■ WHAT TO WORK ON
Write out each entry below exactly; the images do not belong in your copy.

---------- INPUT DATA ----------

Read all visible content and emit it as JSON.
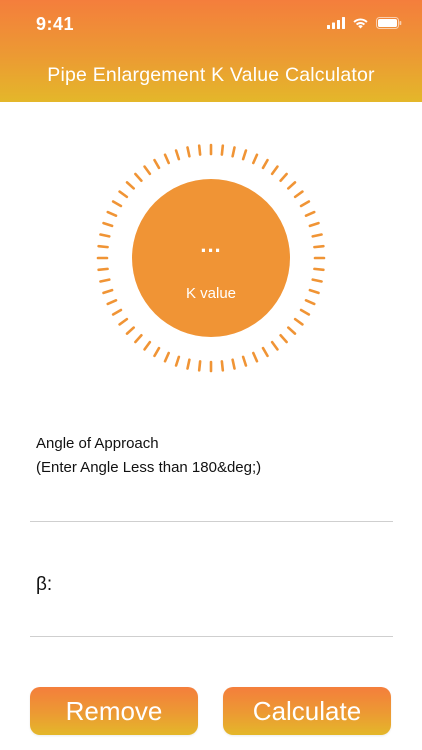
{
  "status_bar": {
    "time": "9:41"
  },
  "header": {
    "title": "Pipe Enlargement K Value Calculator"
  },
  "result": {
    "value": "...",
    "label": "K value"
  },
  "angle_field": {
    "label": "Angle of Approach",
    "hint": "(Enter Angle Less than 180&deg;)",
    "value": "",
    "placeholder": ""
  },
  "beta_field": {
    "label": "β:",
    "value": ""
  },
  "buttons": {
    "remove_label": "Remove",
    "calculate_label": "Calculate"
  },
  "colors": {
    "gradient_top": "#f47e3c",
    "gradient_bottom": "#e4b72a",
    "accent": "#f09435"
  },
  "icons": {
    "signal": "cellular-signal-icon",
    "wifi": "wifi-icon",
    "battery": "battery-icon"
  }
}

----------

■ WRITTEN REPLY
Read all visible content and emit it as JSON.
{
  "status_bar": {
    "time": "9:41"
  },
  "header": {
    "title": "Pipe Enlargement K Value Calculator"
  },
  "result": {
    "value": "...",
    "label": "K value"
  },
  "angle_field": {
    "label": "Angle of Approach",
    "hint": "(Enter Angle Less than 180&deg;)",
    "value": "",
    "placeholder": ""
  },
  "beta_field": {
    "label": "β:",
    "value": ""
  },
  "buttons": {
    "remove_label": "Remove",
    "calculate_label": "Calculate"
  },
  "colors": {
    "gradient_top": "#f47e3c",
    "gradient_bottom": "#e4b72a",
    "accent": "#f09435"
  },
  "icons": {
    "signal": "cellular-signal-icon",
    "wifi": "wifi-icon",
    "battery": "battery-icon"
  }
}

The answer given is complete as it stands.